Despite what most people think, the tax rules are intended to be fair and equitable. The trouble is that sometimes they miss the mark. A prime example is the similar but different rules for businesses and employees which deny tax deductions for costs unless they are incurred “wholly and exclusively” for a business purpose. The rule for employees is far more restrictive because it also requires that expense must be incurred “necessarily in the performance of the duties” of the employee’s job. This extra condition posed a headache for our subscriber.
Working from home
Our subscriber owns a graphic design business which he runs from home in a dedicated studio that’s chock full of equipment he uses for work.

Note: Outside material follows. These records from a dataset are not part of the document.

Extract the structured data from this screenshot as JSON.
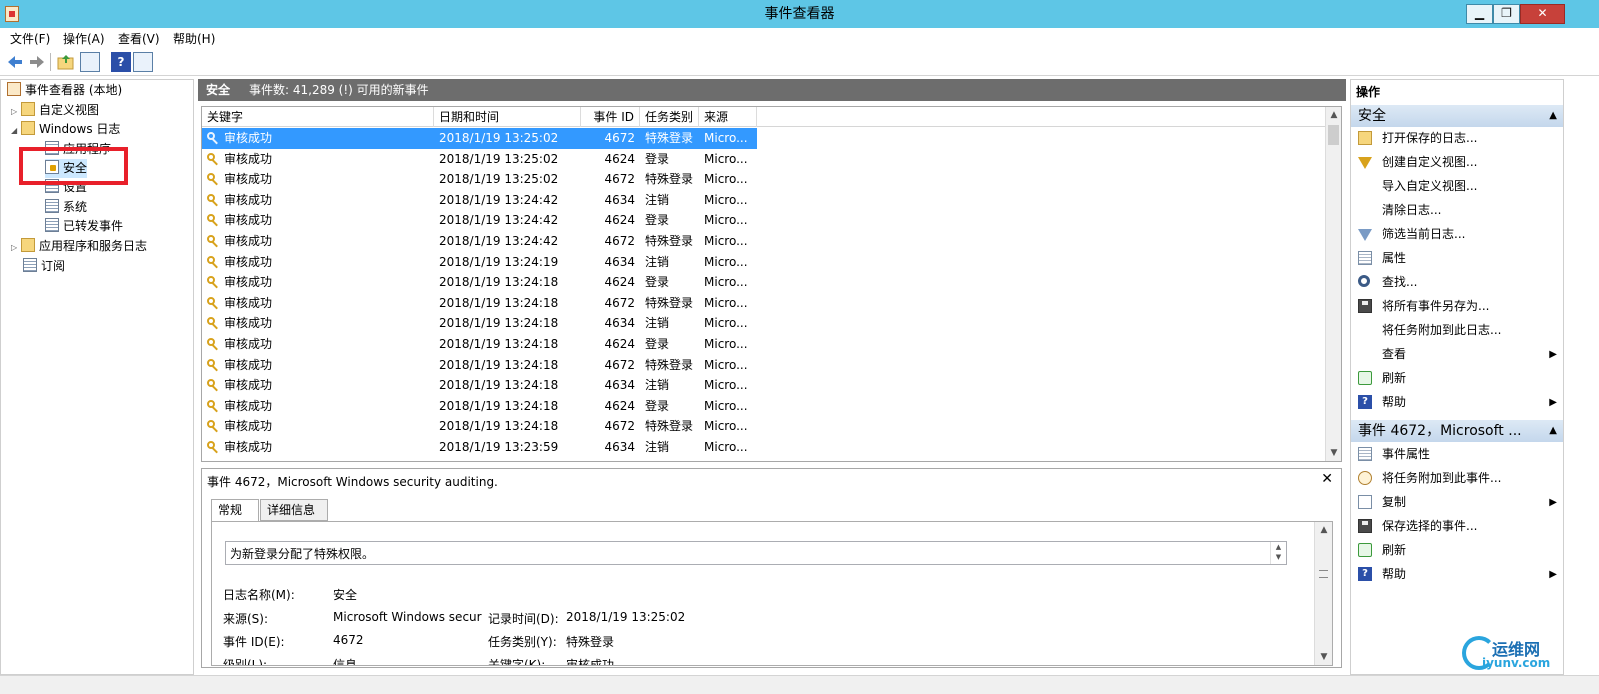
{
  "window": {
    "title": "事件查看器",
    "minimize": "▁",
    "maximize": "❐",
    "close": "✕"
  },
  "menu": [
    "文件(F)",
    "操作(A)",
    "查看(V)",
    "帮助(H)"
  ],
  "tree": {
    "root": "事件查看器 (本地)",
    "custom_views": "自定义视图",
    "windows_logs": "Windows 日志",
    "application": "应用程序",
    "security": "安全",
    "setup": "设置",
    "system": "系统",
    "forwarded": "已转发事件",
    "app_service_logs": "应用程序和服务日志",
    "subscriptions": "订阅"
  },
  "center": {
    "title": "安全",
    "count_text": "事件数: 41,289 (!) 可用的新事件"
  },
  "grid": {
    "columns": [
      "关键字",
      "日期和时间",
      "事件 ID",
      "任务类别",
      "来源"
    ],
    "rows": [
      {
        "keyword": "审核成功",
        "datetime": "2018/1/19 13:25:02",
        "id": "4672",
        "task": "特殊登录",
        "source": "Micro...",
        "selected": true
      },
      {
        "keyword": "审核成功",
        "datetime": "2018/1/19 13:25:02",
        "id": "4624",
        "task": "登录",
        "source": "Micro..."
      },
      {
        "keyword": "审核成功",
        "datetime": "2018/1/19 13:25:02",
        "id": "4672",
        "task": "特殊登录",
        "source": "Micro..."
      },
      {
        "keyword": "审核成功",
        "datetime": "2018/1/19 13:24:42",
        "id": "4634",
        "task": "注销",
        "source": "Micro..."
      },
      {
        "keyword": "审核成功",
        "datetime": "2018/1/19 13:24:42",
        "id": "4624",
        "task": "登录",
        "source": "Micro..."
      },
      {
        "keyword": "审核成功",
        "datetime": "2018/1/19 13:24:42",
        "id": "4672",
        "task": "特殊登录",
        "source": "Micro..."
      },
      {
        "keyword": "审核成功",
        "datetime": "2018/1/19 13:24:19",
        "id": "4634",
        "task": "注销",
        "source": "Micro..."
      },
      {
        "keyword": "审核成功",
        "datetime": "2018/1/19 13:24:18",
        "id": "4624",
        "task": "登录",
        "source": "Micro..."
      },
      {
        "keyword": "审核成功",
        "datetime": "2018/1/19 13:24:18",
        "id": "4672",
        "task": "特殊登录",
        "source": "Micro..."
      },
      {
        "keyword": "审核成功",
        "datetime": "2018/1/19 13:24:18",
        "id": "4634",
        "task": "注销",
        "source": "Micro..."
      },
      {
        "keyword": "审核成功",
        "datetime": "2018/1/19 13:24:18",
        "id": "4624",
        "task": "登录",
        "source": "Micro..."
      },
      {
        "keyword": "审核成功",
        "datetime": "2018/1/19 13:24:18",
        "id": "4672",
        "task": "特殊登录",
        "source": "Micro..."
      },
      {
        "keyword": "审核成功",
        "datetime": "2018/1/19 13:24:18",
        "id": "4634",
        "task": "注销",
        "source": "Micro..."
      },
      {
        "keyword": "审核成功",
        "datetime": "2018/1/19 13:24:18",
        "id": "4624",
        "task": "登录",
        "source": "Micro..."
      },
      {
        "keyword": "审核成功",
        "datetime": "2018/1/19 13:24:18",
        "id": "4672",
        "task": "特殊登录",
        "source": "Micro..."
      },
      {
        "keyword": "审核成功",
        "datetime": "2018/1/19 13:23:59",
        "id": "4634",
        "task": "注销",
        "source": "Micro..."
      },
      {
        "keyword": "审核成功",
        "datetime": "",
        "id": "",
        "task": "",
        "source": ""
      }
    ]
  },
  "details": {
    "title": "事件 4672，Microsoft Windows security auditing.",
    "close": "✕",
    "tabs": [
      "常规",
      "详细信息"
    ],
    "description": "为新登录分配了特殊权限。",
    "log_name_label": "日志名称(M):",
    "log_name_value": "安全",
    "source_label": "来源(S):",
    "source_value": "Microsoft Windows secur",
    "logged_label": "记录时间(D):",
    "logged_value": "2018/1/19 13:25:02",
    "event_id_label": "事件 ID(E):",
    "event_id_value": "4672",
    "task_label": "任务类别(Y):",
    "task_value": "特殊登录",
    "level_label": "级别(L):",
    "level_value": "信息",
    "keywords_label": "关键字(K):",
    "keywords_value": "审核成功"
  },
  "actions": {
    "header": "操作",
    "section1": "安全",
    "items1": [
      {
        "label": "打开保存的日志...",
        "icon": "open"
      },
      {
        "label": "创建自定义视图...",
        "icon": "filter"
      },
      {
        "label": "导入自定义视图...",
        "icon": "none"
      },
      {
        "label": "清除日志...",
        "icon": "none"
      },
      {
        "label": "筛选当前日志...",
        "icon": "filter2"
      },
      {
        "label": "属性",
        "icon": "doc"
      },
      {
        "label": "查找...",
        "icon": "find"
      },
      {
        "label": "将所有事件另存为...",
        "icon": "save"
      },
      {
        "label": "将任务附加到此日志...",
        "icon": "none"
      },
      {
        "label": "查看",
        "icon": "none",
        "submenu": true
      },
      {
        "label": "刷新",
        "icon": "refresh"
      },
      {
        "label": "帮助",
        "icon": "help",
        "submenu": true
      }
    ],
    "section2": "事件 4672，Microsoft ...",
    "items2": [
      {
        "label": "事件属性",
        "icon": "doc"
      },
      {
        "label": "将任务附加到此事件...",
        "icon": "clock"
      },
      {
        "label": "复制",
        "icon": "copy",
        "submenu": true
      },
      {
        "label": "保存选择的事件...",
        "icon": "save"
      },
      {
        "label": "刷新",
        "icon": "refresh"
      },
      {
        "label": "帮助",
        "icon": "help",
        "submenu": true
      }
    ]
  },
  "watermark": {
    "cn": "运维网",
    "en": "iyunv.com"
  }
}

He’s about to move home and his studio along with it. It would help his finances if he could claim tax relief for some of the cost, which he thinks is fair as about 25% of everything to be moved relates to his work.
Wholly and exclusively – non-employees
You might think the wholly and exclusively rule would prevent a tax deduction for the cost of moving home as clearly it’s mainly a private transaction. However, the legislation offers some help. It says “If an expense is incurred for more than one purpose, this section does not prohibit a deduction for any identifiable part or identifiable proportion of the expense which is incurred wholly and exclusively for the purposes of the trade.” Therefore, if our subscriber were self-employed he would be entitled to apportion the removal firm’s bill on the basis that 25% of what was being moved was related to his work.
To prevent any chance of HMRC disputing the apportionment it would be advisable to ask the removal firm to separately identify on its invoice the cost of moving business items, say a home office or workshop.
Wholly and exclusively – employees
The bad news for our subscriber is that because he’s a director of the company which owns the design business, he can’t make use of the rules which allow expenses to be apportioned as it only applies to unincorporated businesses. There’s no equivalent rule for employees (including directors).
Get the company to pay
If our subscriber’s company paid the removal charges it could claim a tax deduction, even if it met the whole cost. However, it would count as taxable income for our subscriber (see The next step ).
There is one circumstance in which a company (an employer) could pay for removal costs, claim a tax deduction and it not count as taxable income for a director or employee. That’s where an employee/director relocates a significant distance to be near to their place of work (or soon-to-be place of work). Unfortunately, the conditions of this tax break mean that our subscriber can’t take advantage of it.